- Test your home for radon and mold and mitigate if necessary
- If you are a smoker consider quitting, avoid exposure to second hand smoke as much as possible
- Filter your tap water that is used for drinking and showering/bathing
- As much as possible choose organic foods, grass fed beef, free range chicken and eggs, wild caught fish
- Avoid processed foods containing nitrites and other preservatives, food coloring, MSG and other additives and artificial sweeteners (except for stevia and xylitol)
- Avoid plastic containers to reduce phthalates and BPA, known carcinogens
- Do not microwave plastic containers or use plastic wrap in microwave
- Buy foods in bottles rather than in plastic containers or cans
- Avoid styrofoam cups and takout containers as much as possible
- Choose glass, porcelain or stainless steel cups, water bottles, containers and travel mugs
- Avoid nonstick pots and pans, use glass, ceramic or stainless steel cookware instead
- Avoid fragranced products such as perfume, air fresheners, fragranced candles, deodorizers for furniture, carpet and toilet to reduce exposure to formaldehyde and other toxins
- Choose nontoxic cosmetics and personal care products*
- Avoid dryer sheets and fabric softeners also to reduce exposure to formaldehyde and other toxins
- Choose unscented and nontoxic laundry detergents.* Most laundry products today including dryer sheets, fabric softeners and detergents have been engineered to leave a chemical cocktail on your clothes, towels and bedding and are one of the biggest contributors to a toxic house.
- Choose nontoxic cleaning products*
- Avoid stain and water resistant and permanent press clothes and textiles
- Choose green or organic dry cleaners to reduce exposure to toxic dry cleaning chemicals
- When purchasing new carpet and furniture avoid stain and water resistant carpet and upholstery
- Replace your vinyl shower curtain with a fabric one
- Use low or zero VOC paints, varnishes, adhesives, etc.
- Choose flame retardant free mattresses, furniture and carpet padding when you are replacing
- Avoid particle board, pressed and engineered woods to limit formaldehyde exposure in the home
- Change furnace and air conditioner filters often
- Limit exposure to EMFs, electomagnetic fields, that raise cancer risk, cause DNA damage, infertility, heart arrhythmias, cognitive disorders, anxiety, depression, insomnia, etc.

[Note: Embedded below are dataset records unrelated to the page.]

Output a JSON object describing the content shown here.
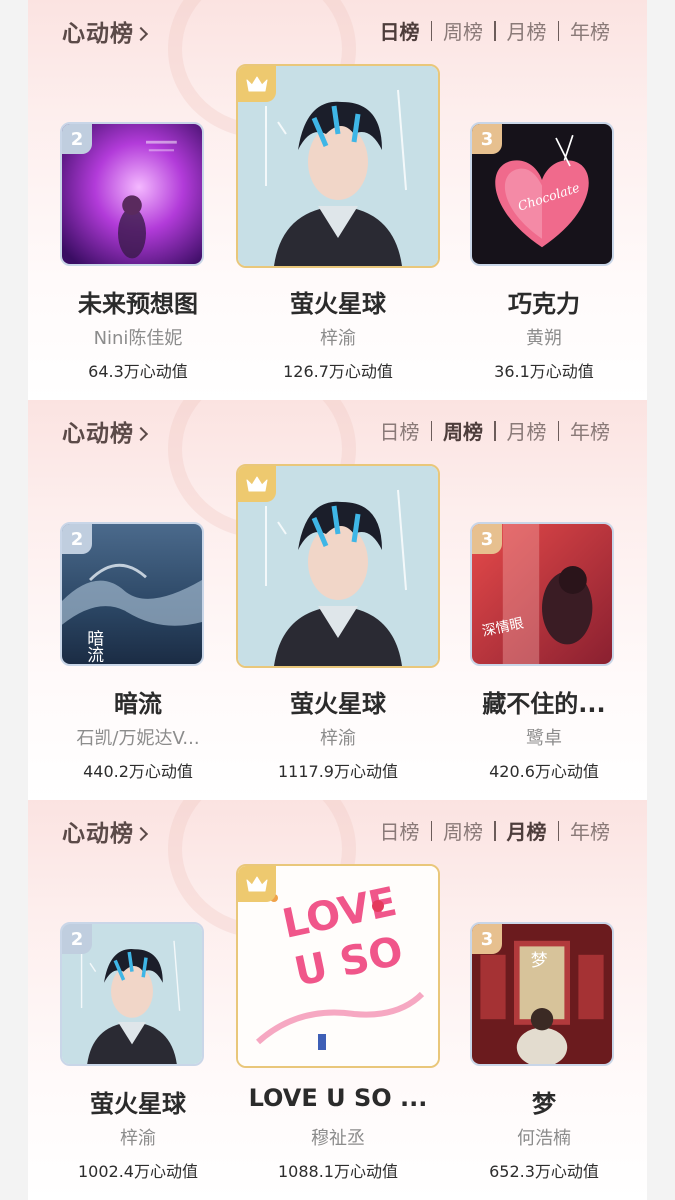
{
  "boards": [
    {
      "title": "心动榜",
      "tabs": [
        "日榜",
        "周榜",
        "月榜",
        "年榜"
      ],
      "active_tab": "日榜",
      "entries": [
        {
          "rank": "2",
          "title": "未来预想图",
          "artist": "Nini陈佳妮",
          "value": "64.3万心动值",
          "art": "purple-neon"
        },
        {
          "rank": "crown",
          "title": "萤火星球",
          "artist": "梓渝",
          "value": "126.7万心动值",
          "art": "portrait-blue"
        },
        {
          "rank": "3",
          "title": "巧克力",
          "artist": "黄朔",
          "value": "36.1万心动值",
          "art": "chocolate-heart"
        }
      ]
    },
    {
      "title": "心动榜",
      "tabs": [
        "日榜",
        "周榜",
        "月榜",
        "年榜"
      ],
      "active_tab": "周榜",
      "entries": [
        {
          "rank": "2",
          "title": "暗流",
          "artist": "石凯/万妮达V...",
          "value": "440.2万心动值",
          "art": "ocean-wave"
        },
        {
          "rank": "crown",
          "title": "萤火星球",
          "artist": "梓渝",
          "value": "1117.9万心动值",
          "art": "portrait-blue"
        },
        {
          "rank": "3",
          "title": "藏不住的...",
          "artist": "鹭卓",
          "value": "420.6万心动值",
          "art": "red-couple"
        }
      ]
    },
    {
      "title": "心动榜",
      "tabs": [
        "日榜",
        "周榜",
        "月榜",
        "年榜"
      ],
      "active_tab": "月榜",
      "entries": [
        {
          "rank": "2",
          "title": "萤火星球",
          "artist": "梓渝",
          "value": "1002.4万心动值",
          "art": "portrait-blue"
        },
        {
          "rank": "crown",
          "title": "LOVE U SO ...",
          "artist": "穆祉丞",
          "value": "1088.1万心动值",
          "art": "love-u-so"
        },
        {
          "rank": "3",
          "title": "梦",
          "artist": "何浩楠",
          "value": "652.3万心动值",
          "art": "dream-doors"
        }
      ]
    }
  ],
  "colors": {
    "silver_badge": "#c0cedf",
    "bronze_badge": "#e7c08f",
    "gold_badge": "#eec96f",
    "title_text": "#5b4a48"
  }
}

This includes cell phones (use speaker phone or text holding away from body and don’t carry phone next to your body or put in airplane mode if do), computers (use wired mouse,keyboard, speakers and printer, don’t set laptop on lap), wifi and bluetooth (turn off when not in use especially at night or use wired ethernet connection turning off the wifi and bluetooth), avoid SMART appliances and electronics as much as possible, cordless phones (use corded), wireless baby monitor (use wired or set as far away from baby as possible if use wireless), electric blankets (avoid), wireless wearables (avoid wireless headsets, fitbits, Apple watches, etc.), and avoid having cell phones and chargers, other devices and electronics near your bed.

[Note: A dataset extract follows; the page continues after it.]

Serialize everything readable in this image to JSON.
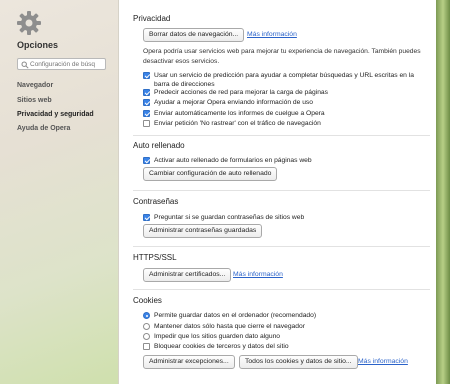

* The Environmental Working Group (ewg.org) is a non-profit organization that has researched a wide variety of products for safety. You can check out their large database to help you find laundry detergents, cleaning products, cosmetics and personal care products that do not contain harmful ingredients.
* MadeSafe.org is another database of products (though much smaller than EWG’s) with the Made Safe Nontoxic Seal that includes baby, personal care, household and other products.
See my Reducing Toxic Exposures page for more information on ways to reduce environmental toxins.
General Disclaimer: This website is for informational purposes only and should not be viewed as medical or legal advice, which should be obtained from qualified professionals.